Kissing an Octopus|
It happened on my final check-out dive to get my SCUBA license. We decided to spend our
time with an octopus we had found on a previous dive. As we swam out to it, I thought back
to a story our instructor once told us about an octopus he and a student had encountered
outside its den. They approached it slowly, and the instructor showed the student how to
pet the octopus on the head. Instead of moving away, the octopus reached out a tentacle,
and began stroking the diver in return. The student was moved to tears.
And so I found myself reaching out to touch an octopus. To my delight, it reached back.
The feel of my hand aroused its curiosity, and the octopus came out of its den to see me.
As I stroked its velvety soft tentacles, I looked into its eyes and pondered our interaction.
I realized that great differences are bridged simply by reaching out to touch each other.
When it came time to leave, I reluctantly started to wave goodbye. But a wave didnít
express the beauty of our connection, so I removed my regulator and gently kissed the
It was an ordinary patch of woods, but we had made it special by visiting it throughout
the years. This time we built a fire to ward off the autumn chill. No one was in a hurry,
so we stayed and watched the sunlight fade from the treetops. We kept listening even after
our conversation had died down. The friendly crackle of the embers was joined by a coyote
who howled from just beyond the fire light.
At last we put out the fire and journeyed
homeward through the darkness. As we paused in an open field, we heard the sound of many
hooves in the distance. Perhaps our coyote friend had startled a herd of elk or deer.

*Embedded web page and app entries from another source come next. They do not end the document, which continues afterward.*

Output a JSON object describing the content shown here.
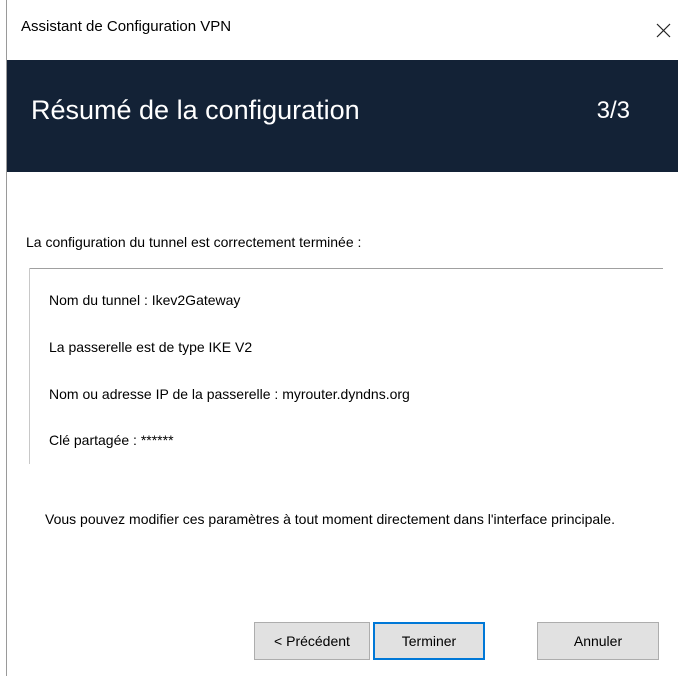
{
  "window": {
    "title": "Assistant de Configuration VPN"
  },
  "header": {
    "title": "Résumé de la configuration",
    "step": "3/3",
    "background_color": "#132236"
  },
  "content": {
    "intro": "La configuration du tunnel est correctement terminée :",
    "summary": [
      "Nom du tunnel : Ikev2Gateway",
      "La passerelle est de type IKE V2",
      "Nom ou adresse IP de la passerelle : myrouter.dyndns.org",
      "Clé partagée : ******"
    ],
    "note": "Vous pouvez modifier ces paramètres à tout moment directement dans l'interface principale."
  },
  "buttons": {
    "previous": "< Précédent",
    "finish": "Terminer",
    "cancel": "Annuler",
    "focus_color": "#0078d7"
  },
  "icons": {
    "close": "close-icon"
  }
}
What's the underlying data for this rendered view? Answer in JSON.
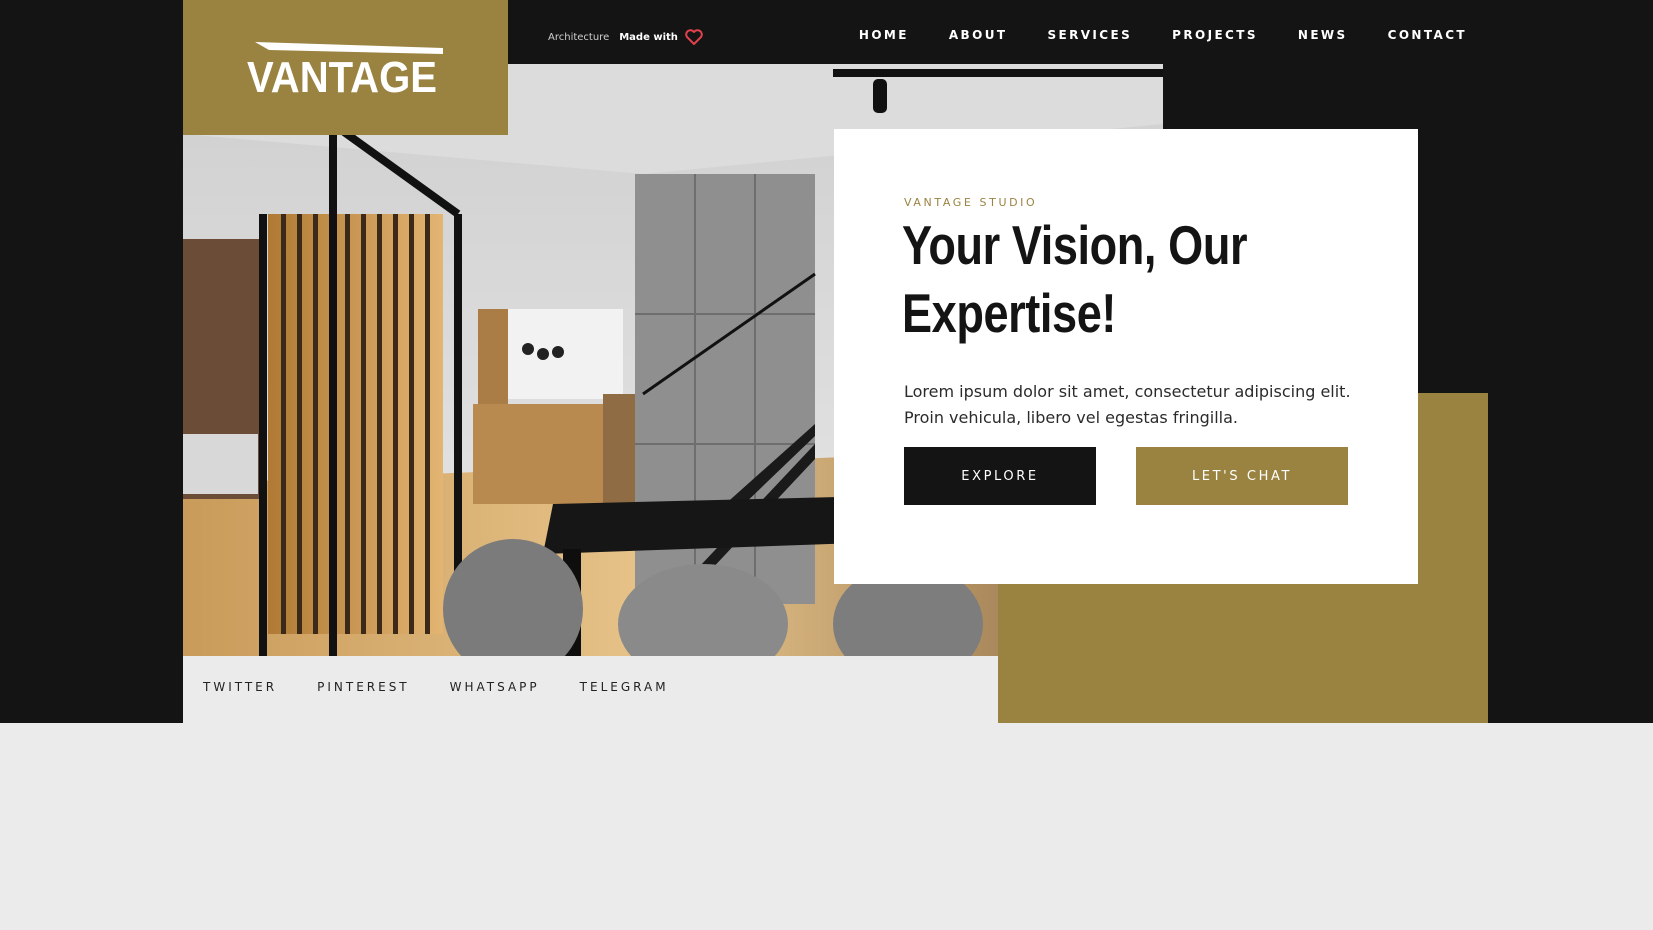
{
  "brand": {
    "logo_text": "VANTAGE",
    "accent": "#9a8340",
    "dark": "#141414"
  },
  "tagline": {
    "category": "Architecture",
    "made_with": "Made with",
    "icon": "heart-icon",
    "heart_color": "#e0424b"
  },
  "nav": {
    "items": [
      "HOME",
      "ABOUT",
      "SERVICES",
      "PROJECTS",
      "NEWS",
      "CONTACT"
    ]
  },
  "hero": {
    "eyebrow": "VANTAGE STUDIO",
    "title_line1": "Your Vision, Our",
    "title_line2": "Expertise!",
    "text_line1": "Lorem ipsum dolor sit amet, consectetur adipiscing elit.",
    "text_line2": "Proin vehicula, libero vel egestas fringilla.",
    "explore_label": "EXPLORE",
    "chat_label": "LET'S CHAT"
  },
  "social": {
    "items": [
      "TWITTER",
      "PINTEREST",
      "WHATSAPP",
      "TELEGRAM"
    ]
  }
}
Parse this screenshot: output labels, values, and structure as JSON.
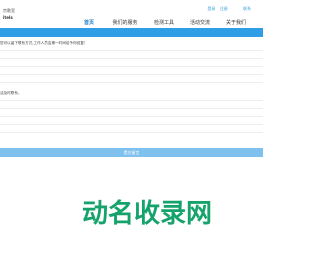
{
  "header": {
    "logo_line1": "宗歌室",
    "logo_line2": "itels",
    "top_links": [
      "登录",
      "注册"
    ],
    "top_link_far": "联系"
  },
  "nav": {
    "items": [
      {
        "label": "首页",
        "active": true
      },
      {
        "label": "我们的服务",
        "active": false
      },
      {
        "label": "检测工具",
        "active": false
      },
      {
        "label": "活动交流",
        "active": false
      },
      {
        "label": "关于我们",
        "active": false
      }
    ]
  },
  "form": {
    "hint_top": "您可以留下联系方式,工作人员会第一时间给予你回复！",
    "hint_mid": "活及时联系。",
    "submit_label": "提交留言"
  },
  "colors": {
    "bluebar": "#2f9ee6",
    "active_nav": "#1e7fc7",
    "submit": "#7ec0ee",
    "watermark": "#16a36b"
  },
  "watermark": {
    "text": "动名收录网"
  }
}
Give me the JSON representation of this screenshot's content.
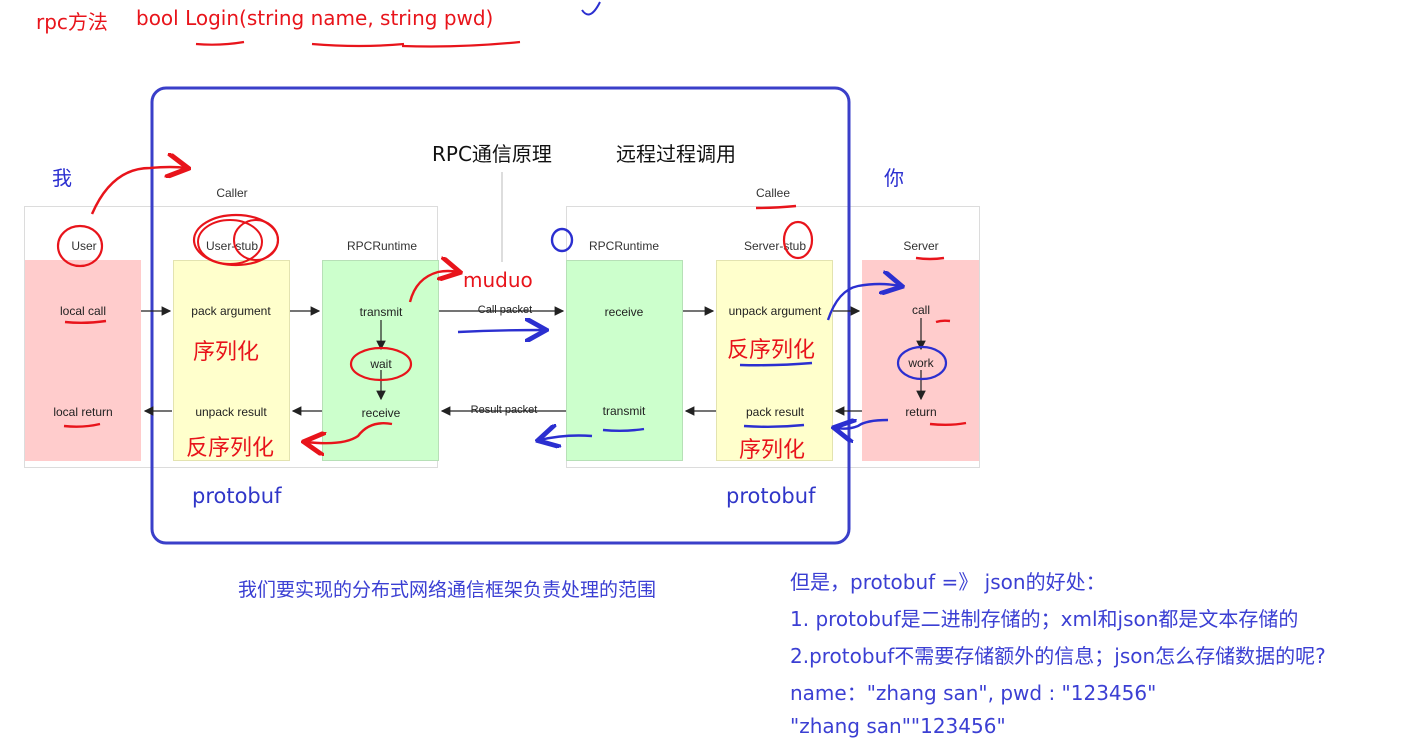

The hoof beats grew louder until the herd thundered right by us, hidden in the cloak of
night. It is when we stop to listen that Nature speaks to us.